Why we’re turning off comments
From later this week, we’re removing comments from RNZ.co.nz.
Comments on news websites are a fraught topic. For a long time they seemed like the way forward, a way to bring the audience into the stories, and let’s face it, comments are still what media analysts like to call “content”. In the social media, mobile-driven world comments are the ultimate in “engagement”.
But for as long as there has been comments, “don’t read the comments” has been a common refrain. If you’ve spent any time in discussion forums, you’ll be familiar with the pedantry and bad behaviour often found there.
And so, news websites began turning off comments sections. Popular Science, CNN, Mic.com, Reuters, Bloomberg and The Daily Beast have all turned off comments in the past couple of years. …
Yesterday The Spinoff announced the same:
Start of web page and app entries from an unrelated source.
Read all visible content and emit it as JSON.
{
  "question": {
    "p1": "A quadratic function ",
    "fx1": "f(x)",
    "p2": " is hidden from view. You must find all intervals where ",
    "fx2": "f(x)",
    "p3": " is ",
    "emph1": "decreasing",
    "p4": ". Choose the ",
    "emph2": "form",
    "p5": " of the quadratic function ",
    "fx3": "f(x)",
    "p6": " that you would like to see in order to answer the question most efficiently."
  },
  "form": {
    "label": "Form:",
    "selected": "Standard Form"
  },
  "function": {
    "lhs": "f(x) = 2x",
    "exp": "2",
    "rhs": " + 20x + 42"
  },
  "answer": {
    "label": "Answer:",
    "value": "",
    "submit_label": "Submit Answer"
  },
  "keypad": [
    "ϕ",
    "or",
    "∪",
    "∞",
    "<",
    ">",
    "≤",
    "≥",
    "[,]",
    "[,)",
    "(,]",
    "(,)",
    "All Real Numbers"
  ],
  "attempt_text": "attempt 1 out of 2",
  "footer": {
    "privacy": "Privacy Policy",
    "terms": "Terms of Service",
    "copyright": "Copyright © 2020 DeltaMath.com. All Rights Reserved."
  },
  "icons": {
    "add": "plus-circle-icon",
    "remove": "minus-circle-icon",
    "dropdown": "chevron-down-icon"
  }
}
The end of comments on The Spinoff
As of today, as of exactly right now, The Spinoff is turning off Disqus, the comments engine we’ve used since we started in September of 2014. The motivations are simple and twofold. First, comments make us no money but have a cost. Second, they have been getting vile at times, a trend I see as likely to worsen as we evolve. I’ve been mulling it ever since I read this excellent summary of The Problem with Comments on, of all ye olde places, Popbitch. And I was spurred into action after reading Megan Whelan’s announcement that RNZ is doing it over on their platform earlier this week.
I wonder if Stuff will go the same way. Back in April:
Comments can be a stain on the web
Comments on stories have irked and entertained readers since they were first introduced. … I both love and loathe them. As a journalist you see both sides. Some readers offer ideas and insight to your stories while others take the chance to abuse you.
Unfortunately, the bad guys appear to be winning as it feels like there are more and more horrible people hovering over their devices waiting to hurt others with their words.
A recent investigation into comments by The Guardian found female writers got the most abuse.
I know that many of our women authors here at The Standard have felt the same about that, and it is one of my big regrets about the blog that we haven’t created a place where women authors feel welcome. Moderating comments takes time and energy – a lot more time and energy than I am able to put in to it for sure. (We’re open to suggestions as to how to improve things!)
I expect that more big sites will shut down comments, one day they’ll be seen as a failed experiment from the quaint days of the early web. Blogs will still exist of course – comments are our raison d’être. Some will deliberately wallow in the mud (certain dirty politics blogs spring to mind). Some will try to maintain standards, with varying degrees of success. It’s not really a very cheerful landscape. All we can do is try and do the best we can with our wee corner of the web.